Problem – All the entries need to be quoted exactly, apart from the pictures, which you should drop.

--- START ---

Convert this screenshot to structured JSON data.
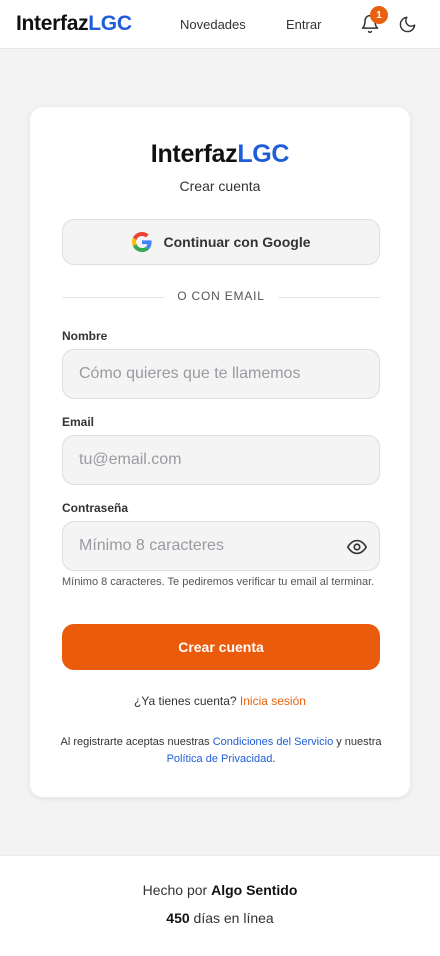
{
  "header": {
    "logo_part1": "Interfaz",
    "logo_part2": "LGC",
    "nav_novedades": "Novedades",
    "nav_entrar": "Entrar",
    "notification_count": "1",
    "icons": [
      "bell-icon",
      "moon-icon"
    ]
  },
  "card": {
    "logo_part1": "Interfaz",
    "logo_part2": "LGC",
    "subtitle": "Crear cuenta",
    "google_button": "Continuar con Google",
    "divider_text": "O CON EMAIL",
    "name_label": "Nombre",
    "name_placeholder": "Cómo quieres que te llamemos",
    "email_label": "Email",
    "email_placeholder": "tu@email.com",
    "password_label": "Contraseña",
    "password_placeholder": "Mínimo 8 caracteres",
    "password_hint": "Mínimo 8 caracteres. Te pediremos verificar tu email al terminar.",
    "submit_button": "Crear cuenta",
    "have_account": "¿Ya tienes cuenta?",
    "login_link": "Inicia sesión",
    "terms_prefix": "Al registrarte aceptas nuestras",
    "terms_link": "Condiciones del Servicio",
    "terms_and": "y nuestra",
    "privacy_link": "Política de Privacidad",
    "terms_end": "."
  },
  "footer": {
    "made_by_prefix": "Hecho por",
    "made_by_name": "Algo Sentido",
    "days_count": "450",
    "days_suffix": "días en línea"
  },
  "colors": {
    "brand_blue": "#1f5ed8",
    "accent_orange": "#ea5b0c"
  }
}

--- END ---

Answer –
Convert this screenshot to structured JSON data.
{
  "header": {
    "logo_part1": "Interfaz",
    "logo_part2": "LGC",
    "nav_novedades": "Novedades",
    "nav_entrar": "Entrar",
    "notification_count": "1",
    "icons": [
      "bell-icon",
      "moon-icon"
    ]
  },
  "card": {
    "logo_part1": "Interfaz",
    "logo_part2": "LGC",
    "subtitle": "Crear cuenta",
    "google_button": "Continuar con Google",
    "divider_text": "O CON EMAIL",
    "name_label": "Nombre",
    "name_placeholder": "Cómo quieres que te llamemos",
    "email_label": "Email",
    "email_placeholder": "tu@email.com",
    "password_label": "Contraseña",
    "password_placeholder": "Mínimo 8 caracteres",
    "password_hint": "Mínimo 8 caracteres. Te pediremos verificar tu email al terminar.",
    "submit_button": "Crear cuenta",
    "have_account": "¿Ya tienes cuenta?",
    "login_link": "Inicia sesión",
    "terms_prefix": "Al registrarte aceptas nuestras",
    "terms_link": "Condiciones del Servicio",
    "terms_and": "y nuestra",
    "privacy_link": "Política de Privacidad",
    "terms_end": "."
  },
  "footer": {
    "made_by_prefix": "Hecho por",
    "made_by_name": "Algo Sentido",
    "days_count": "450",
    "days_suffix": "días en línea"
  },
  "colors": {
    "brand_blue": "#1f5ed8",
    "accent_orange": "#ea5b0c"
  }
}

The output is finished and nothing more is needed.